- Institutions such as the Canada Deposit Insurance Corporation (CDIC) only provide deposit insurances for Canadian dollars and no federal or provincial deposit insurance plans cover cryptocurrency. The owner of digital assets has sole responsibility.
- Transactions are irreversible which creates issues if you do not receive your product or want to stop a payment.
What are the cyber security risks?
Phishing and scams
- Phishing attacks are a false representation of a legitimate company, such as a crypto trading platform. The goal is to obtain login credentials from users.
- Giveaway scams are also common, with threat actors posing as well-known investors or celebrities offering to help new investors grow their wealth.
- Threat actors may use a variety of crypto frauds such as fake trading platforms, Ponzi schemes, and tech support scams to deceive people and gain access to their crypto wallets.
- Crypto investors may use third-party applications to manage their digital assets. If a threat actor is able to gain access to the application, user account information will be compromised.
Crypto-malware and bots
- Threat actors use crypto-malware to engage in the unauthorized mining of cryptocurrency on a user’s device. The malware is deployed through phishing attacks or malicious web ads that then use a device’s resources to generate cryptocurrencies that can be traded or exchanged.
- Threat actors also engage in cryptojacking, which is stealing the private keys of a user’s wallet and using them to gain access to their digital assets.
- Trading bots allow for automated trading actions and are commonly used by crypto investors. However, threat actors can make their malware appear as a trading bot program or software. Once users download the fake trading bot, their devices will be infected with malware.
Fraudulent trading platforms
- New trading platforms for investing and trading cryptocurrencies are emerging but they aren’t all legitimate. In some cases, cryptocurrency companies initially seemed reputable but were later revealed to be fraudulent, multi-level marketing scams.
Mitigating the risks
Understanding the cyber security risks associated with cryptocurrency will help you protect against fraud, malware, and cyber attacks. There are several strategies you can use to mitigate risks and protect your digital wallet.
- Storing and encrypting private keys or login credentials on a purpose-built tamper-resistant physical device, to manage your cryptocurrency credentials and transactions.
- Using antivirus software, keeping software and operating systems up to date, and using strong passwords.

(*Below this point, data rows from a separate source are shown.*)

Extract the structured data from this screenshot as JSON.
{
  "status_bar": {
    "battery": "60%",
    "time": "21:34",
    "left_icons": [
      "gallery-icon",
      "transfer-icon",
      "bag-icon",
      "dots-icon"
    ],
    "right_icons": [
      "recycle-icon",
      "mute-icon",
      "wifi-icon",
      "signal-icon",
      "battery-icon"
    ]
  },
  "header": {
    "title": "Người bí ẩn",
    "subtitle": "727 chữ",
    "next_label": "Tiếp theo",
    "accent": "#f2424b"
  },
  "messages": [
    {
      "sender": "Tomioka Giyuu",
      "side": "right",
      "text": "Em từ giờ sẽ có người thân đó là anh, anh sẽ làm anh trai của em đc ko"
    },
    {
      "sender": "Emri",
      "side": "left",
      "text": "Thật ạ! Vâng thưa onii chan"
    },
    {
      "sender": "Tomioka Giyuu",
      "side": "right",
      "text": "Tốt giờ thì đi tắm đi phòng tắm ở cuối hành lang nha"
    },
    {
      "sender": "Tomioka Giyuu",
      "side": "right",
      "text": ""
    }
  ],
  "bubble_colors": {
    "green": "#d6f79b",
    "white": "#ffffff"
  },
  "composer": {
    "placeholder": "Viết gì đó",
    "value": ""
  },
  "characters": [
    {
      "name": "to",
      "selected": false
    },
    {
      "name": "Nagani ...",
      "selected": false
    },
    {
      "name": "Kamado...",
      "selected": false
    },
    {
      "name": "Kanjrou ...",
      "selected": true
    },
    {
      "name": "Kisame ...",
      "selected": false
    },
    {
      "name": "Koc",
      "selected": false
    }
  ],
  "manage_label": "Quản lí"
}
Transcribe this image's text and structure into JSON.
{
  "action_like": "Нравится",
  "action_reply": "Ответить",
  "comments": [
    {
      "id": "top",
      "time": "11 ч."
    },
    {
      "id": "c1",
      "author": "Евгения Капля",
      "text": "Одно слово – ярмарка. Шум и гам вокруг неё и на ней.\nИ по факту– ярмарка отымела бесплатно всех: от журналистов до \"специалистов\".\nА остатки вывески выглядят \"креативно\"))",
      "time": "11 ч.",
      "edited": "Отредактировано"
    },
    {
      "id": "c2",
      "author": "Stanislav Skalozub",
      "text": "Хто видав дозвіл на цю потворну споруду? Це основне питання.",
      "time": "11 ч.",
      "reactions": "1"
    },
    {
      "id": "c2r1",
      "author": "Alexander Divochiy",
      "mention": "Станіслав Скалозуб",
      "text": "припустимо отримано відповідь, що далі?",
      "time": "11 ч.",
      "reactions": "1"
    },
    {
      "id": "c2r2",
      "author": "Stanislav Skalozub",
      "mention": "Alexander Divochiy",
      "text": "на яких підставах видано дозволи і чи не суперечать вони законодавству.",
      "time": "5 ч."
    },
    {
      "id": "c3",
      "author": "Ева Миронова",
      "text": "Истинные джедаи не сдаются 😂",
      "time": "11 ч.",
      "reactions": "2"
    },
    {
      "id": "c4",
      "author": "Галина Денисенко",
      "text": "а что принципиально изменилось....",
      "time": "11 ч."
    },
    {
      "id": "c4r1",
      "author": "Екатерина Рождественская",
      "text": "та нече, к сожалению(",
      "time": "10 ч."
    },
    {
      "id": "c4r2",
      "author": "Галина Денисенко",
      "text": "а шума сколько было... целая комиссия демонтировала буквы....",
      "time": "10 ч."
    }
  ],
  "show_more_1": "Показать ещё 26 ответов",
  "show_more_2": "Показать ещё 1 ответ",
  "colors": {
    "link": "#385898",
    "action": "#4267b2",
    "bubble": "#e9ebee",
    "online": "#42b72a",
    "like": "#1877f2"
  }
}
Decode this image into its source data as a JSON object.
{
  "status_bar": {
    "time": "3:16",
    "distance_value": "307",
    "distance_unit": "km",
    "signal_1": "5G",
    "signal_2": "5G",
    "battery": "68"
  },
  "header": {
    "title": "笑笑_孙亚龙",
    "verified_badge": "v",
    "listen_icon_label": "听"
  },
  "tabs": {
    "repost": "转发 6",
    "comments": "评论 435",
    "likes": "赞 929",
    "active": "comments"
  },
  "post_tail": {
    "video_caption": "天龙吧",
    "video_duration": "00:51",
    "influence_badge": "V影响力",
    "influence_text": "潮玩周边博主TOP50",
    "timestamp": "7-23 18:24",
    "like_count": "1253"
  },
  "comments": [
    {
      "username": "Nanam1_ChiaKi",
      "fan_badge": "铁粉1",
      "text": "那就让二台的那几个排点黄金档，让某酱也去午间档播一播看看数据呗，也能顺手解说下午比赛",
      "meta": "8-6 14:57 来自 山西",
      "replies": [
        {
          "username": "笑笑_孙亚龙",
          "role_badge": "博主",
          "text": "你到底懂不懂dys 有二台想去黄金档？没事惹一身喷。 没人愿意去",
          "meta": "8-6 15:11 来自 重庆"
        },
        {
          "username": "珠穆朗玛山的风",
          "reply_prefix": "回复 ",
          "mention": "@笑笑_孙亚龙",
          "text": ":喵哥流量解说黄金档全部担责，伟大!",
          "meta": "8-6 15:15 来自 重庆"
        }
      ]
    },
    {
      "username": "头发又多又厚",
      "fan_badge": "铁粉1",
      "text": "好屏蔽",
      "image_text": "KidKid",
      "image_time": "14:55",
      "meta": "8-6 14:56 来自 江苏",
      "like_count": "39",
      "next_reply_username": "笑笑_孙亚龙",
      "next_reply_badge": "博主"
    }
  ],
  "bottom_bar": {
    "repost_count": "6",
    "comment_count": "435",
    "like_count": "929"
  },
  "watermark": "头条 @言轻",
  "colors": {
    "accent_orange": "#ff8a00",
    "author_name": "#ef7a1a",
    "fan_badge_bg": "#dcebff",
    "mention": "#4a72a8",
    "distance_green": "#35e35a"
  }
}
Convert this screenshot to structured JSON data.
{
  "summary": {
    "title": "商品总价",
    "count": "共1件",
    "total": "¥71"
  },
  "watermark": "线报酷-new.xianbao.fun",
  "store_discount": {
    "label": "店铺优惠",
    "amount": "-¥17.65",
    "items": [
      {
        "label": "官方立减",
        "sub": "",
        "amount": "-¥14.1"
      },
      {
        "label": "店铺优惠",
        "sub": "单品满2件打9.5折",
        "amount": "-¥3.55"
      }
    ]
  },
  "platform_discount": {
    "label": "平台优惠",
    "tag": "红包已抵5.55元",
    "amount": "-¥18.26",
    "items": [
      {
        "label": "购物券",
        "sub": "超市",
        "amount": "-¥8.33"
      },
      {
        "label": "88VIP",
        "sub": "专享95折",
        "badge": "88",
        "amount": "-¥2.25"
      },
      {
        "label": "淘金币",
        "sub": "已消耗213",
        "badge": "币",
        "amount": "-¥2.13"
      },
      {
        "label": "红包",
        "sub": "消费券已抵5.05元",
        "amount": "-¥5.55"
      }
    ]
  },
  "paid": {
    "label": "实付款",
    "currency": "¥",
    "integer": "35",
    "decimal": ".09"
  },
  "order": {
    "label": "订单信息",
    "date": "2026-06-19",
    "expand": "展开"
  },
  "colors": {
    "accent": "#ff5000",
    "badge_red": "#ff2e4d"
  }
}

- Researching companies and their cryptocurrencies thoroughly before investing and keeping up with crypto news stories and announcements from reputable sources.
- Uninstalling unused software and monitoring your device and network activity for abnormalities.
- Ignoring unsolicited offers to invest in cryptocurrencies, as well as suspicious links and ads.
- Installing anti-crypto mining extensions and ad-blockers to protect your device.
- Ensuring that you secure third-party applications through measures such as allow and deny lists as well as separating personal and work data.